Task description.
Note how many lines in the entries contain the string "value", then give that number and nothing else.

Website and app data records:
--- START ---

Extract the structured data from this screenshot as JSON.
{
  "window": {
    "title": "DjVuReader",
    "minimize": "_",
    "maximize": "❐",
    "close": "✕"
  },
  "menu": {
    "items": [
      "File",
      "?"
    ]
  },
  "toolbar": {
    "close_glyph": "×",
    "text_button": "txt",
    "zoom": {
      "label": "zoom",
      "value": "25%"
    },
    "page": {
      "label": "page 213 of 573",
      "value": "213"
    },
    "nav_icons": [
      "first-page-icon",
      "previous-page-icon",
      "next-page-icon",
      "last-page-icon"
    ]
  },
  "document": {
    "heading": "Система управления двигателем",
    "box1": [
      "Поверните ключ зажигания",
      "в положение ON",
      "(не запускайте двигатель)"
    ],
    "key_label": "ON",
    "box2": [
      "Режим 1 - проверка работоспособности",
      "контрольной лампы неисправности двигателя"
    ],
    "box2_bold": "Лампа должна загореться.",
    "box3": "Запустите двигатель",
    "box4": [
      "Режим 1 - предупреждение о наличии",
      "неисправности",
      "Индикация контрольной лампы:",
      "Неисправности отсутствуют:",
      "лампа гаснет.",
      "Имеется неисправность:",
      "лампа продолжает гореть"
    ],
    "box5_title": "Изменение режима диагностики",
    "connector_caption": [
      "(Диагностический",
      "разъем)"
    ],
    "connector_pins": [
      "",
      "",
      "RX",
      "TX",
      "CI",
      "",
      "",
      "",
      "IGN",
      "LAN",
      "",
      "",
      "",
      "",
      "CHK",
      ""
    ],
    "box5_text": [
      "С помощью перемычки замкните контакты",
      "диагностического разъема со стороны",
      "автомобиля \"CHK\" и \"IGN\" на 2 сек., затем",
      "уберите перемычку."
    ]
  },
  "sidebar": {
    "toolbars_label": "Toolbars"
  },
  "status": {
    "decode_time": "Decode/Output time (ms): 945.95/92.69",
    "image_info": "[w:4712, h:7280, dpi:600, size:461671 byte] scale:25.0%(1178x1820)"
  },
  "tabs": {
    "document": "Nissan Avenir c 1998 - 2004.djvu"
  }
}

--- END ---
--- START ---

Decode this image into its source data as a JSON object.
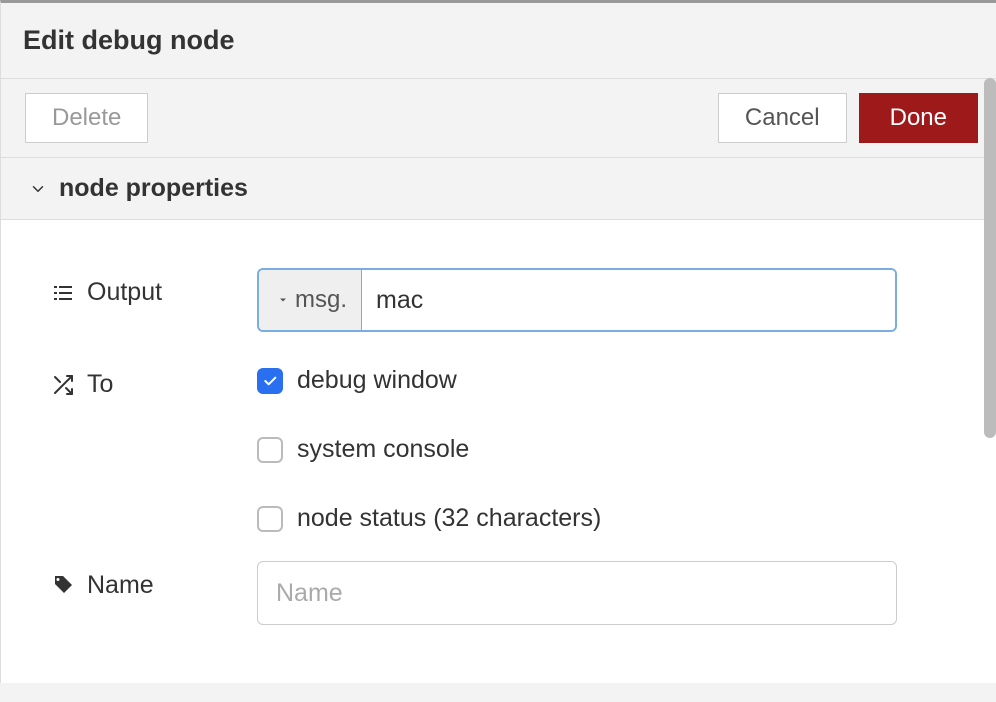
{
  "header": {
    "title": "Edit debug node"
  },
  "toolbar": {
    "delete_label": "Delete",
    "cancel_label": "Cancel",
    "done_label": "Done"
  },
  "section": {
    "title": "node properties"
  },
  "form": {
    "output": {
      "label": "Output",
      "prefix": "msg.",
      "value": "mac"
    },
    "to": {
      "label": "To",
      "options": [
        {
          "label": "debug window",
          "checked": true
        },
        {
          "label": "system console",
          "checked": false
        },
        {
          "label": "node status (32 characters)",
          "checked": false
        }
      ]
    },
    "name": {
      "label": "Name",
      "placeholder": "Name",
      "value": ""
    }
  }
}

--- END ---
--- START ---

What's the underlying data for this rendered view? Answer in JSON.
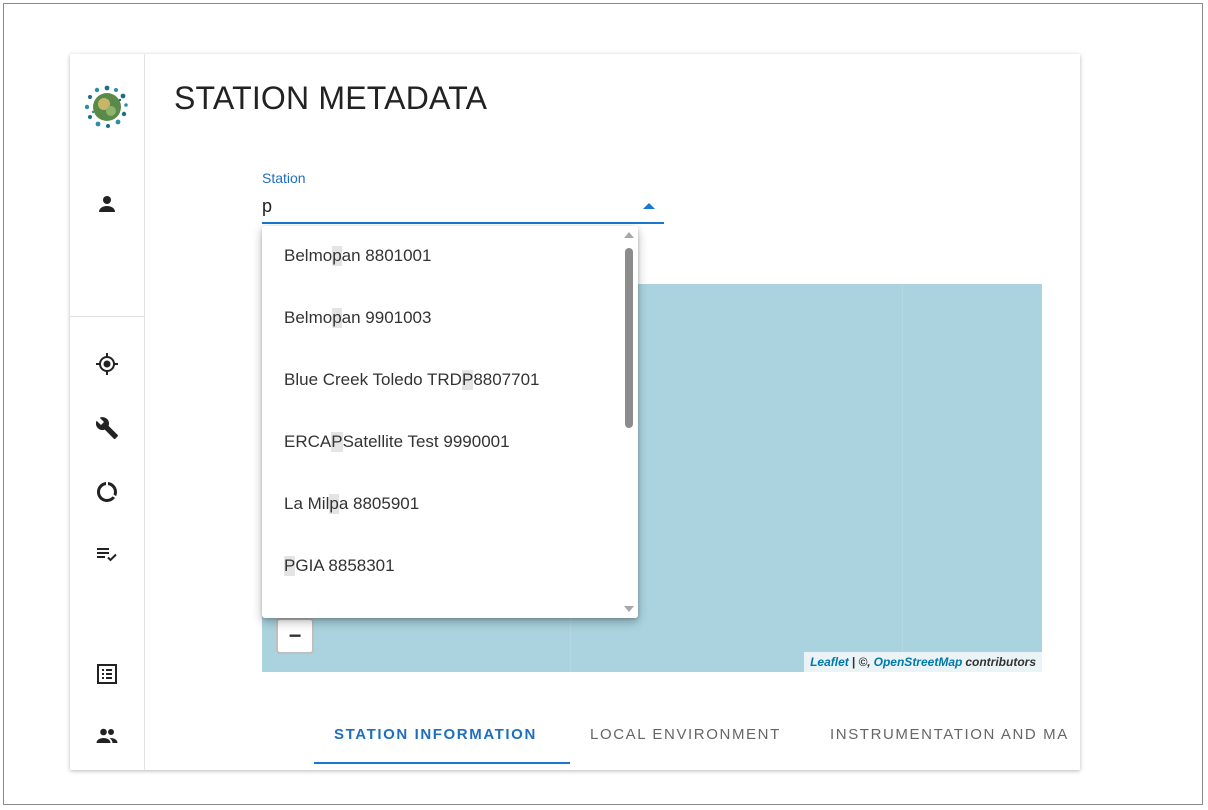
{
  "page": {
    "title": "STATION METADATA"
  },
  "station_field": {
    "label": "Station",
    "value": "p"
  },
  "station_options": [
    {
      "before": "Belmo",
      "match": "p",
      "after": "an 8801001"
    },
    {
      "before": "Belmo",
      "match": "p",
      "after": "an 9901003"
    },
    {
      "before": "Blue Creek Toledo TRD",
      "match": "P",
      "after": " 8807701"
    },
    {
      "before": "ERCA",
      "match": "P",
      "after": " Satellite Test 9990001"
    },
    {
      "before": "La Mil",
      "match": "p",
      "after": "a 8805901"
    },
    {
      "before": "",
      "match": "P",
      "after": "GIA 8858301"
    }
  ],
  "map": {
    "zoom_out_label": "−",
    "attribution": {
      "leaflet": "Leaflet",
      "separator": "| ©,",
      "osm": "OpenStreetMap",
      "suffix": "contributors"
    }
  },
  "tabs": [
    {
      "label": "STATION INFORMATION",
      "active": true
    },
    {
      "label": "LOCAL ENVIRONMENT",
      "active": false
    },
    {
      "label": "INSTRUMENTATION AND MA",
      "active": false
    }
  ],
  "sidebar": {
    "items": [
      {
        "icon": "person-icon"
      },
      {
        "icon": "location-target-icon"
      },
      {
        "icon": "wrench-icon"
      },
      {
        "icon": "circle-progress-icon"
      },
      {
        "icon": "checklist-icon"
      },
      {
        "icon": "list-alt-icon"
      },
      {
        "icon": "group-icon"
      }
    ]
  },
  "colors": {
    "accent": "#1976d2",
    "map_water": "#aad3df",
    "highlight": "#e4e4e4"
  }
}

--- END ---

Completed task.
5